Jesus is known for speaking in parables. In Luke 14 he is at a Pharisees home for dinner, he pushes the boundaries of the established religious laws and heals a sick man, and the addresses people motives for inviting people for dinner. “….invite the poor, the crippled, the lame, the blind and you will be blessed. Although they cannot repay you, you will be repaid at the resurrection of the righteous.”
This parable speaks directly about Jesus’ controversial practice of an open table and offering a safe place for all. It was a common belief, taught through the scriptures, that people who were crippled, blind, lame or had illness were stricken with that because of the sins of their parents. This ultimately lead to them being considered “unclean” and cast out of society. This dangerous theology was born out of the writings attributed to Moses in Exodus and Deuteronomy.
(Exodus 20:5)--"You shall not worship them or serve them; for I, the Lord your God, am a jealous God, visiting the iniquity of the fathers on the children, on the third and the fourth generations of those who hate Me,"

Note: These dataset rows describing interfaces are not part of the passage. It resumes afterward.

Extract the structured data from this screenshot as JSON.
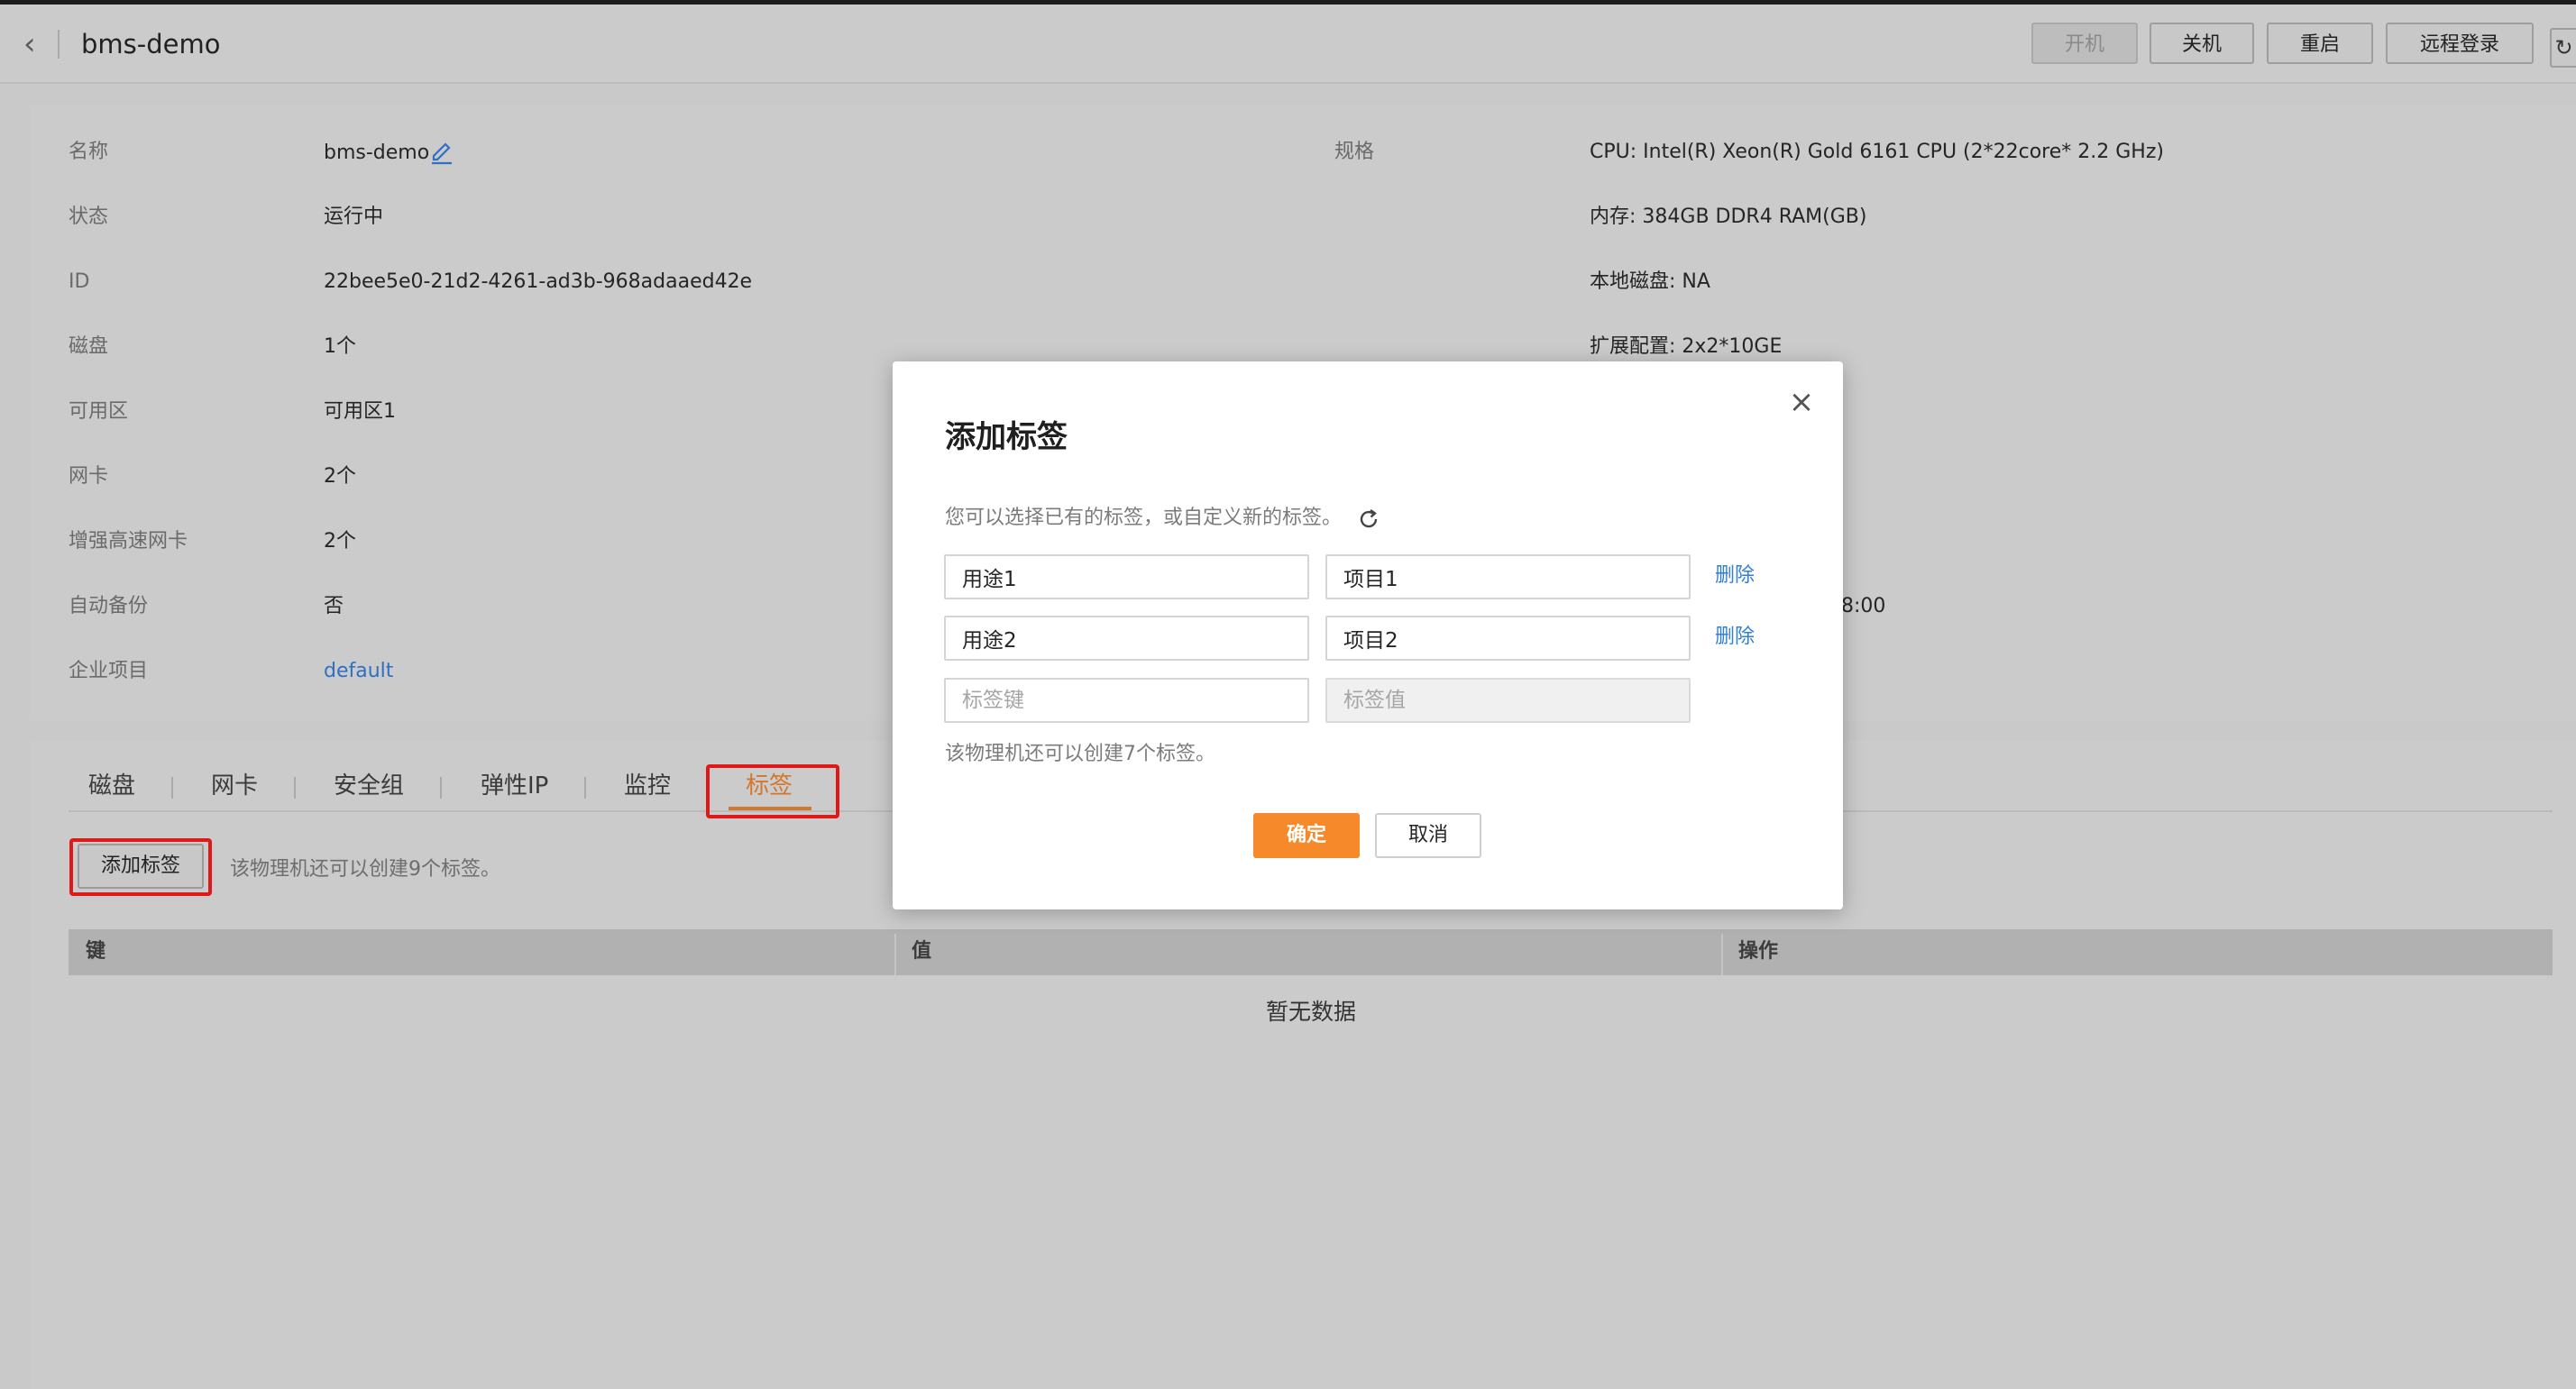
{
  "header": {
    "title": "bms-demo",
    "buttons": {
      "start": "开机",
      "shutdown": "关机",
      "restart": "重启",
      "remote_login": "远程登录"
    }
  },
  "info_left": [
    {
      "label": "名称",
      "value": "bms-demo"
    },
    {
      "label": "状态",
      "value": "运行中"
    },
    {
      "label": "ID",
      "value": "22bee5e0-21d2-4261-ad3b-968adaaed42e"
    },
    {
      "label": "磁盘",
      "value": "1个"
    },
    {
      "label": "可用区",
      "value": "可用区1"
    },
    {
      "label": "网卡",
      "value": "2个"
    },
    {
      "label": "增强高速网卡",
      "value": "2个"
    },
    {
      "label": "自动备份",
      "value": "否"
    },
    {
      "label": "企业项目",
      "value": "default"
    }
  ],
  "info_right": {
    "label": "规格",
    "cpu": "CPU: Intel(R) Xeon(R) Gold 6161 CPU (2*22core* 2.2 GHz)",
    "memory": "内存: 384GB DDR4 RAM(GB)",
    "local_disk": "本地磁盘: NA",
    "extension": "扩展配置: 2x2*10GE",
    "partial_time": "8:00"
  },
  "tabs": [
    "磁盘",
    "网卡",
    "安全组",
    "弹性IP",
    "监控",
    "标签"
  ],
  "tags_panel": {
    "add_button": "添加标签",
    "hint": "该物理机还可以创建9个标签。",
    "columns": [
      "键",
      "值",
      "操作"
    ],
    "empty": "暂无数据"
  },
  "dialog": {
    "title": "添加标签",
    "intro": "您可以选择已有的标签，或自定义新的标签。",
    "rows": [
      {
        "key": "用途1",
        "value": "项目1",
        "action": "删除"
      },
      {
        "key": "用途2",
        "value": "项目2",
        "action": "删除"
      }
    ],
    "key_placeholder": "标签键",
    "value_placeholder": "标签值",
    "hint": "该物理机还可以创建7个标签。",
    "ok": "确定",
    "cancel": "取消"
  },
  "colors": {
    "accent": "#f6892a",
    "link": "#2f7fd6",
    "highlight": "#e01818"
  }
}
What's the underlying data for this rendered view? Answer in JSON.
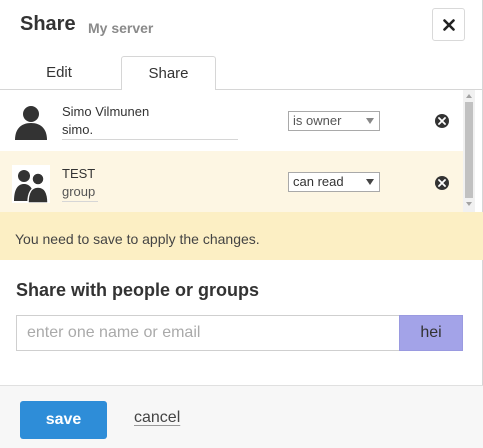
{
  "header": {
    "title": "Share",
    "subtitle": "My server",
    "close_icon": "close-icon"
  },
  "tabs": [
    {
      "label": "Edit",
      "active": false
    },
    {
      "label": "Share",
      "active": true
    }
  ],
  "members": [
    {
      "name": "Simo Vilmunen",
      "sub": "simo.",
      "role": "is owner",
      "avatar_icon": "user-icon",
      "remove_icon": "remove-icon"
    },
    {
      "name": "TEST",
      "sub": "group",
      "role": "can read",
      "avatar_icon": "group-icon",
      "remove_icon": "remove-icon",
      "highlighted": true
    }
  ],
  "notice": {
    "text": "You need to save to apply the changes.",
    "color": "#fcefc4"
  },
  "share": {
    "heading": "Share with people or groups",
    "placeholder": "enter one name or email",
    "value": "",
    "button_label": "hei",
    "button_color": "#a3a3e8"
  },
  "footer": {
    "save_label": "save",
    "cancel_label": "cancel",
    "save_color": "#2e8dd8"
  }
}
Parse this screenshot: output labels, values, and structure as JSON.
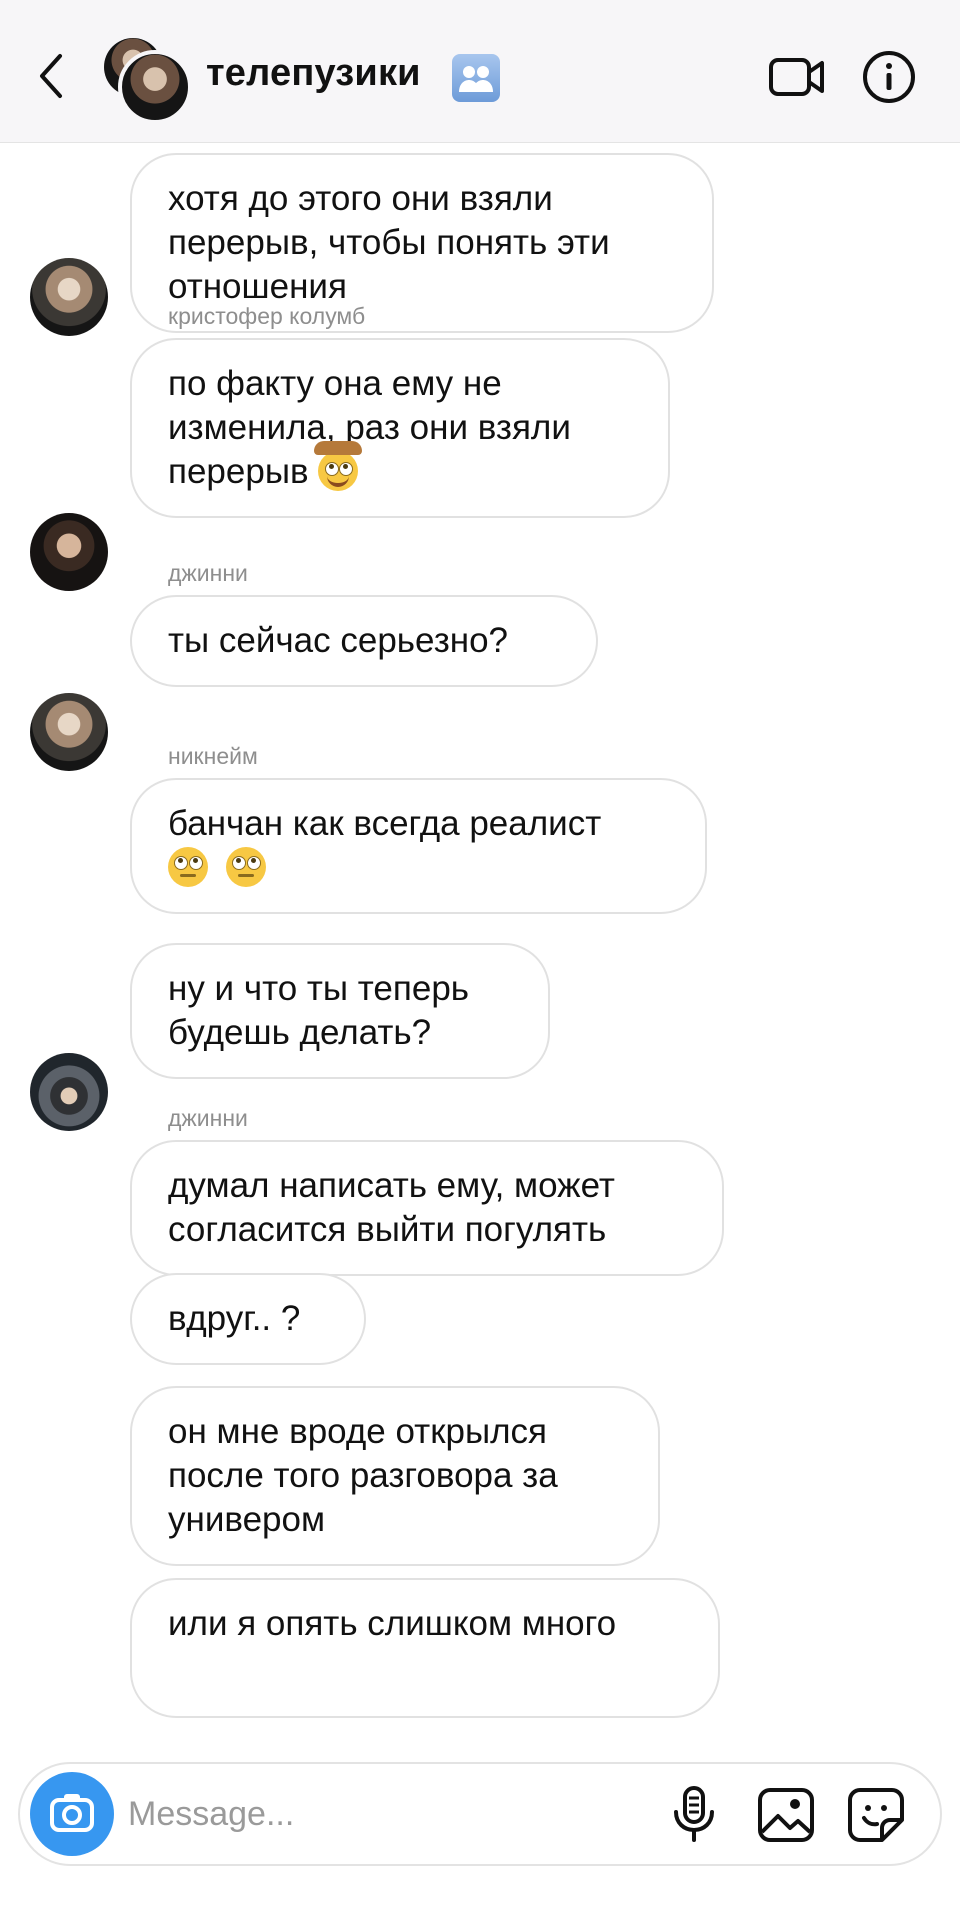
{
  "header": {
    "title": "телепузики",
    "icons": {
      "back": "chevron-left-icon",
      "video": "video-camera-icon",
      "info": "info-icon",
      "badge": "group-emoji-icon"
    }
  },
  "messages": [
    {
      "sender": "",
      "lines": "хотя до этого они взяли перерыв, чтобы понять эти отношения",
      "avatar": "blonde"
    },
    {
      "sender": "кристофер колумб",
      "lines": "по факту она ему не изменила, раз они взяли перерыв",
      "emoji": "cowboy-face-emoji",
      "avatar": "dark"
    },
    {
      "sender": "джинни",
      "lines": "ты сейчас серьезно?",
      "avatar": "blonde"
    },
    {
      "sender": "никнейм",
      "lines": "банчан как всегда реалист",
      "emoji": "eye-roll-emoji x2"
    },
    {
      "sender": "",
      "lines": "ну и что ты теперь будешь делать?",
      "avatar": "hat"
    },
    {
      "sender": "джинни",
      "lines": "думал написать ему, может согласится выйти погулять"
    },
    {
      "sender": "",
      "lines": "вдруг.. ?"
    },
    {
      "sender": "",
      "lines": "он мне вроде открылся после того разговора за универом"
    },
    {
      "sender": "",
      "lines": "или я опять слишком много"
    }
  ],
  "composer": {
    "placeholder": "Message...",
    "icons": {
      "camera": "camera-icon",
      "mic": "microphone-icon",
      "gallery": "gallery-icon",
      "sticker": "sticker-icon"
    }
  },
  "colors": {
    "accent": "#3797f0",
    "header_bg": "#f7f6f8",
    "bubble_border": "#e1e1e1",
    "sender_gray": "#8e8e8e"
  }
}
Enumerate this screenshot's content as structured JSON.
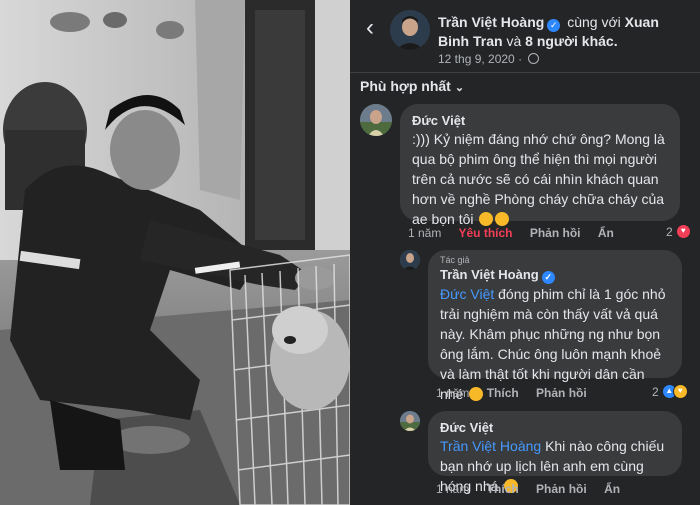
{
  "post": {
    "author": "Trần Việt Hoàng",
    "with_text": "cùng với",
    "tagged": "Xuan Binh Tran",
    "and_text": "và",
    "others": "8 người khác.",
    "date": "12 thg 9, 2020",
    "privacy_icon": "globe-icon"
  },
  "sort_label": "Phù hợp nhất",
  "comments": [
    {
      "name": "Đức Việt",
      "text": ":))) Kỷ niệm đáng nhớ chứ ông? Mong là qua bộ phim ông thể hiện thì mọi người trên cả nước sẽ có cái nhìn khách quan hơn về nghề Phòng cháy chữa cháy của ae bọn tôi",
      "emoji": "ok-hand-emoji",
      "time": "1 năm",
      "like_label": "Yêu thích",
      "reply_label": "Phản hồi",
      "hide_label": "Ẩn",
      "reaction_count": "2"
    },
    {
      "author_tag": "Tác giả",
      "name": "Trần Việt Hoàng",
      "mention": "Đức Việt",
      "text": "đóng phim chỉ là 1 góc nhỏ trải nghiệm mà còn thấy vất vả quá này. Khâm phục những ng như bọn ông lắm. Chúc ông luôn mạnh khoẻ và làm thật tốt khi người dân cần nhé",
      "emoji": "smile-emoji",
      "time": "1 năm",
      "like_label": "Thích",
      "reply_label": "Phản hồi",
      "reaction_count": "2"
    },
    {
      "name": "Đức Việt",
      "mention": "Trần Việt Hoàng",
      "text": "Khi nào công chiếu bạn nhớ up lịch lên anh em cùng hóng nhá",
      "emoji": "ok-hand-emoji",
      "time": "1 năm",
      "like_label": "Thích",
      "reply_label": "Phản hồi",
      "hide_label": "Ẩn"
    }
  ],
  "colors": {
    "background": "#242526",
    "bubble": "#3a3b3c",
    "link": "#4599ff",
    "love": "#f33e58",
    "verified": "#2d88ff"
  }
}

The above scripture, among a few others, was and in some places still used to explain that God was punishing then parents by visiting the inequity of the fathers on the children for four generations. Do the actions of a father affect his children? Yes, they do, but one cannot derive from that God will in turn have a sinful father’s children be born lame, blind or crippled. Yet, when Jesus is healing a man who had been blind since birth the question is asked of him, what did his parents do for his to be born blind.
So when Jesus states that people should invite the poor, crippled, lame, and the blind, he is asking them to invite those they thought were cursed by God. To invite those who society has deemed cursed, unclean and sinful into ones home to eat without getting anything in return from them.
Jesus goes on to tell the parable of a man who was having a banquet and he invited many guests only to have them give excuses that only come from privilege. I just bought land, I just got married, I just bought oxen so I can’t come. In other words, what they were doing was more important, they were not hungry or in need of the banquet. The man got angry and turned around and invited everyone the poor, the crippled, the blind and the lame. This is what the kingdom of God is. The table is open to all, but not all know their need for it. The three excuses come from a place of being privilege and power, which are not inherently bad unless they are stumbling blocks to people participating in the kingdom of God. Those on the margins, those who are considered cursed and unloved by God, culture and religion heed the call to a community that loves them, cares for them and sees them as equal in the kingdom.
May our church be a community of open doors and tables. May we invite all to come and participate. May we blaze a trail and set and example of God’s love for all to our kids so they will live the same.